    • solid information.
  • Question from the crowd: do tech people read print media?
    • Banks, yes.
    • Finding where your competitors is a good guide of where you should be.

What to do: You

  • have a clear: action objective, message, story (are you the opinion leader, the first, better?)
  • support your message with proof points, stats.
  • have one good story rather than several
  • you must be able to explain yourself and your company quickly, confidently, and easily.
  • Question from the crowd: if your company is chaining, how should you handle it? It's a pivot, but we need to keep the old business going and solvent, and have the new one.
    • Rebrand with a new name, as a spin off of the old one. Let's you keep the same name for the old one, and gives you a new name linked to the old one's reputation.
  • You can't have an angle without proof points.
  • Dogfooding is not a story!

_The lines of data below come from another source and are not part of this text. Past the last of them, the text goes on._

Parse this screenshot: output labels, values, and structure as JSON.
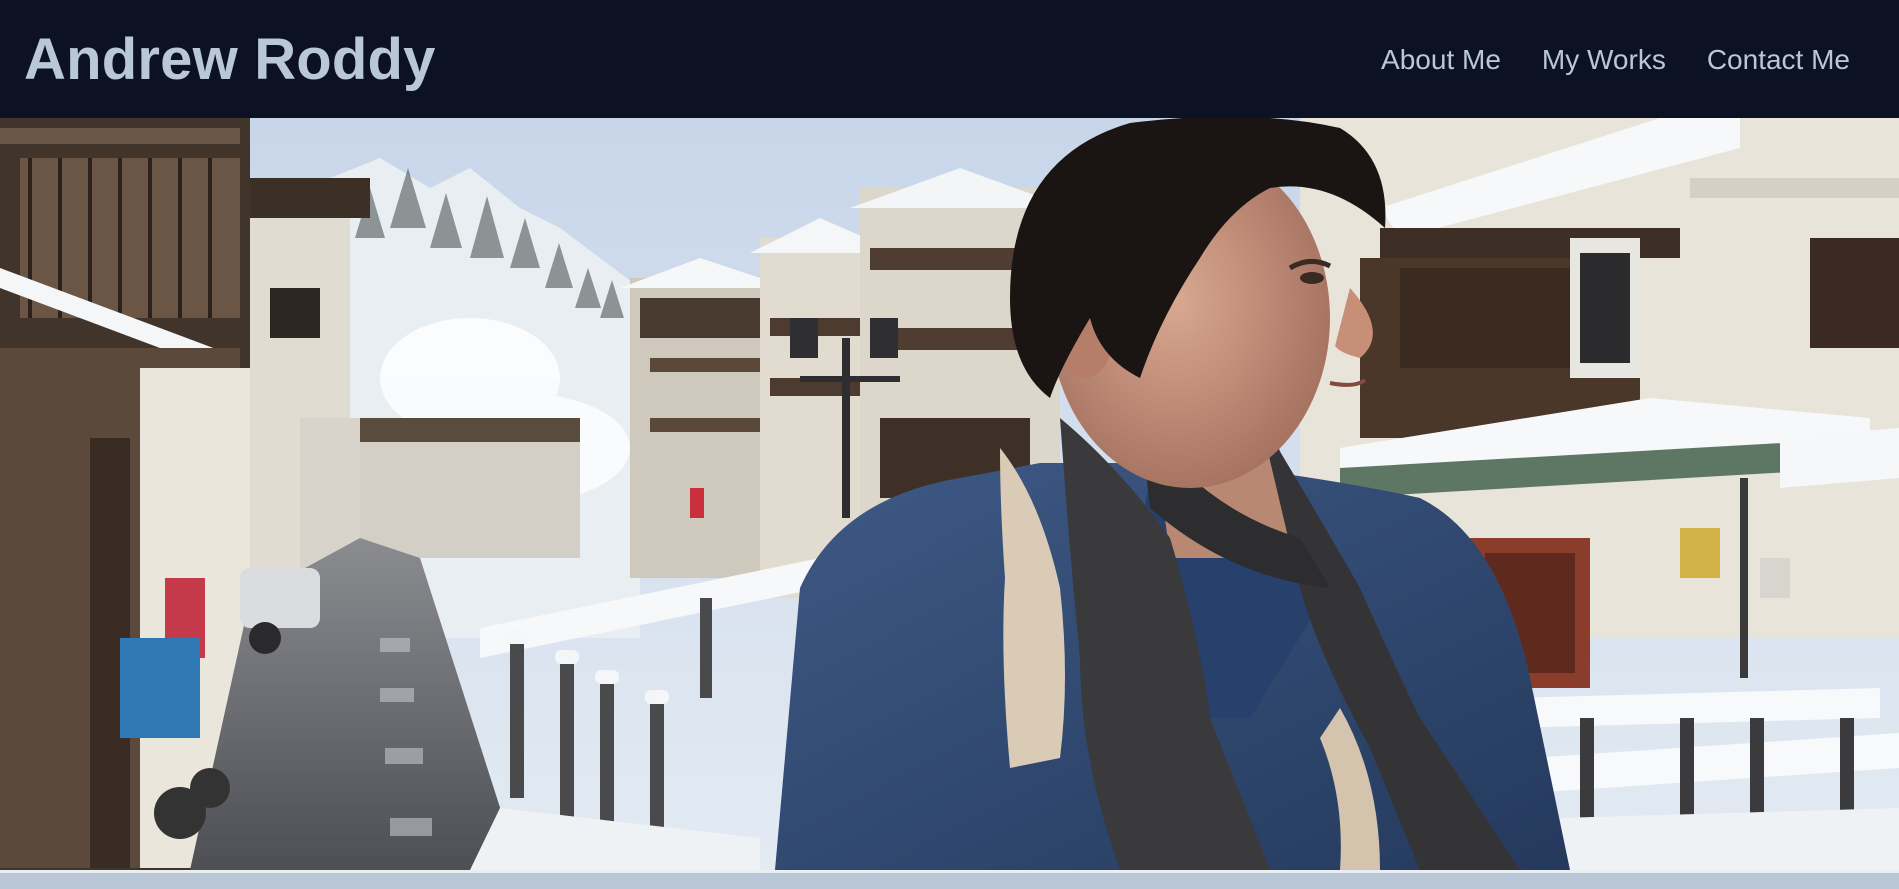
{
  "header": {
    "site_title": "Andrew Roddy",
    "nav": [
      {
        "label": "About Me"
      },
      {
        "label": "My Works"
      },
      {
        "label": "Contact Me"
      }
    ]
  },
  "hero": {
    "image_alt": "Andrew Roddy in a snowy onsen town street"
  },
  "colors": {
    "header_bg": "#0c1124",
    "header_text": "#b9c7d6",
    "page_band": "#b9c7d6"
  }
}
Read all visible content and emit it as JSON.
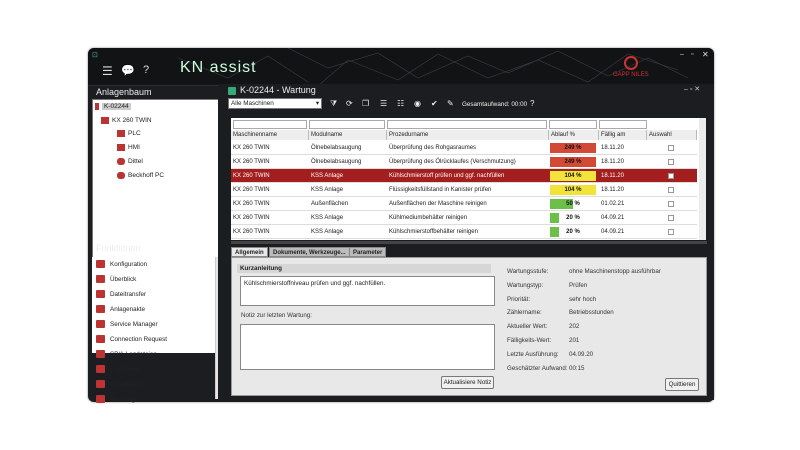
{
  "app": {
    "logo": "KN assist",
    "brand": "GAPP NILES"
  },
  "left": {
    "title": "Anlagenbaum",
    "tree": [
      {
        "label": "K-02244"
      },
      {
        "label": "KX 260 TWIN"
      },
      {
        "label": "PLC"
      },
      {
        "label": "HMI"
      },
      {
        "label": "Dittel"
      },
      {
        "label": "Beckhoff PC"
      }
    ]
  },
  "functions": {
    "title": "Funktionen",
    "items": [
      "Konfiguration",
      "Überblick",
      "Dateitransfer",
      "Anlagenakte",
      "Service Manager",
      "Connection Request",
      "SP/1-Logdateien",
      "Logdateien",
      "Dashboard",
      "Wartung"
    ]
  },
  "main": {
    "title": "K-02244 - Wartung",
    "machine_filter": "Alle Maschinen",
    "gesamtaufwand": "Gesamtaufwand: 00:00",
    "help": "?"
  },
  "grid": {
    "headers": [
      "Maschinenname",
      "Modulname",
      "Prozedurname",
      "Ablauf %",
      "Fällig am",
      "Auswahl"
    ],
    "rows": [
      {
        "machine": "KX 260 TWIN",
        "module": "Ölnebelabsaugung",
        "procedure": "Überprüfung des Rohgasraumes",
        "pct": "249 %",
        "pct_val": 249,
        "due": "18.11.20",
        "color": "#d24a36"
      },
      {
        "machine": "KX 260 TWIN",
        "module": "Ölnebelabsaugung",
        "procedure": "Überprüfung des Ölrücklaufes (Verschmutzung)",
        "pct": "249 %",
        "pct_val": 249,
        "due": "18.11.20",
        "color": "#d24a36"
      },
      {
        "machine": "KX 260 TWIN",
        "module": "KSS Anlage",
        "procedure": "Kühlschmierstoff prüfen und ggf. nachfüllen",
        "pct": "104 %",
        "pct_val": 104,
        "due": "18.11.20",
        "color": "#f2e33a",
        "selected": true
      },
      {
        "machine": "KX 260 TWIN",
        "module": "KSS Anlage",
        "procedure": "Flüssigkeitsfüllstand in Kanister prüfen",
        "pct": "104 %",
        "pct_val": 104,
        "due": "18.11.20",
        "color": "#f2e33a"
      },
      {
        "machine": "KX 260 TWIN",
        "module": "Außenflächen",
        "procedure": "Außenflächen der Maschine reinigen",
        "pct": "50 %",
        "pct_val": 50,
        "due": "01.02.21",
        "color": "#6cc04a"
      },
      {
        "machine": "KX 260 TWIN",
        "module": "KSS Anlage",
        "procedure": "Kühlmediumbehälter reinigen",
        "pct": "20 %",
        "pct_val": 20,
        "due": "04.09.21",
        "color": "#6cc04a"
      },
      {
        "machine": "KX 260 TWIN",
        "module": "KSS Anlage",
        "procedure": "Kühlschmierstoffbehälter reinigen",
        "pct": "20 %",
        "pct_val": 20,
        "due": "04.09.21",
        "color": "#6cc04a"
      }
    ]
  },
  "tabs": [
    "Allgemein",
    "Dokumente, Werkzeuge...",
    "Parameter"
  ],
  "detail": {
    "kurz_title": "Kurzanleitung",
    "kurz_text": "Kühlschmierstoffniveau prüfen und ggf. nachfüllen.",
    "notiz_label": "Notiz zur letzten Wartung:",
    "update_btn": "Aktualisiere Notiz",
    "quit_btn": "Quittieren",
    "fields": [
      {
        "k": "Wartungsstufe:",
        "v": "ohne Maschinenstopp ausführbar"
      },
      {
        "k": "Wartungstyp:",
        "v": "Prüfen"
      },
      {
        "k": "Priorität:",
        "v": "sehr hoch"
      },
      {
        "k": "Zählername:",
        "v": "Betriebsstunden"
      },
      {
        "k": "Aktueller Wert:",
        "v": "202"
      },
      {
        "k": "Fälligkeits-Wert:",
        "v": "201"
      },
      {
        "k": "Letzte Ausführung:",
        "v": "04.09.20"
      },
      {
        "k": "Geschätzter Aufwand:",
        "v": "00:15"
      }
    ]
  }
}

What to do: Them

  • Read the publication
    • who are the journalists?
    • what do they like, what do they do? Will your story interest them?
    • journalists fear no-one reads them. Tell them that you've read their stuff: it's a complement.

What not to do

  • Don't be an asshole!
    • don't edit their stuff, don't try and do their job for them.
  • Don't bring a marketing spin
  • Don't give misleading info
  • Don't be too cagey, and be honest. If you can't discuss something say why.

Now what?

  • If you're not the social type, send someone who is!
  • Stories with some difficulty, troubles, are more interesting. It's okay to be a little vulnerable.
  • Think about the narrative. There are many ways to tell a story; tell it your way.
  • The best way to connect is by telephone.
  • prepare for the call
  • have a reason to meet and connect again. Most people will agree to meet for coffee.
  • focus on the relationship, and the coverage will follow
  • Lots gets lost over email
    • We haven't invented the sarcasm font yet!
  • PR is a long relationship, a business journey

Writing an article

  • Press release
    • write as a thought / opinion leader, not as a marketer.
    • the big question is "So what?" Answer it!
    • See for good advice on Press Releases.

PR Professionals

    • If you call them in, shop around. Look for good chemistry with you, an understanding of the market, honesty.
    • Hiring a freelance writer can be a good option.
      • don't let them send out the press release, though. Do it yourself to build the relationship.
    • The hourly price can vary, but about 6 hours for a press release, about 10 hours for an OpEd is a good guideline.

Closing remarks

Have fun!
When it goes well, it's exciting.

Slides from Sarah's talk: Media Training for Startups [pptx, 1.1MB]